(Web page and app entries)
--- START ---
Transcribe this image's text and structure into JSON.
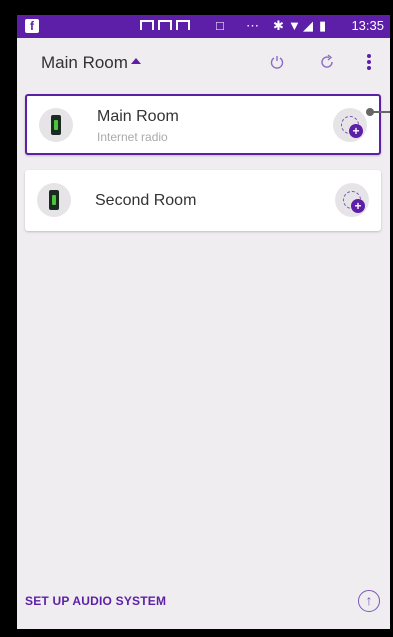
{
  "status_bar": {
    "time": "13:35",
    "icons": [
      "facebook-icon",
      "notification-icon",
      "notification-icon",
      "notification-icon",
      "cast-icon",
      "more-notifications-icon",
      "bluetooth-icon",
      "wifi-icon",
      "signal-icon",
      "battery-icon"
    ]
  },
  "app_bar": {
    "current_room": "Main Room",
    "icons": [
      "power-icon",
      "refresh-icon",
      "overflow-menu-icon"
    ]
  },
  "rooms": [
    {
      "name": "Main Room",
      "subtitle": "Internet radio",
      "active": true
    },
    {
      "name": "Second Room",
      "subtitle": "",
      "active": false
    }
  ],
  "bottom": {
    "setup_label": "SET UP AUDIO SYSTEM"
  },
  "colors": {
    "accent": "#5d1fa8",
    "background": "#efedef",
    "card": "#ffffff"
  }
}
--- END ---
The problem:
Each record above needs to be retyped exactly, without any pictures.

Solution below:
Transcribe this image's text and structure into JSON.
{
  "status_bar": {
    "time": "13:35",
    "icons": [
      "facebook-icon",
      "notification-icon",
      "notification-icon",
      "notification-icon",
      "cast-icon",
      "more-notifications-icon",
      "bluetooth-icon",
      "wifi-icon",
      "signal-icon",
      "battery-icon"
    ]
  },
  "app_bar": {
    "current_room": "Main Room",
    "icons": [
      "power-icon",
      "refresh-icon",
      "overflow-menu-icon"
    ]
  },
  "rooms": [
    {
      "name": "Main Room",
      "subtitle": "Internet radio",
      "active": true
    },
    {
      "name": "Second Room",
      "subtitle": "",
      "active": false
    }
  ],
  "bottom": {
    "setup_label": "SET UP AUDIO SYSTEM"
  },
  "colors": {
    "accent": "#5d1fa8",
    "background": "#efedef",
    "card": "#ffffff"
  }
}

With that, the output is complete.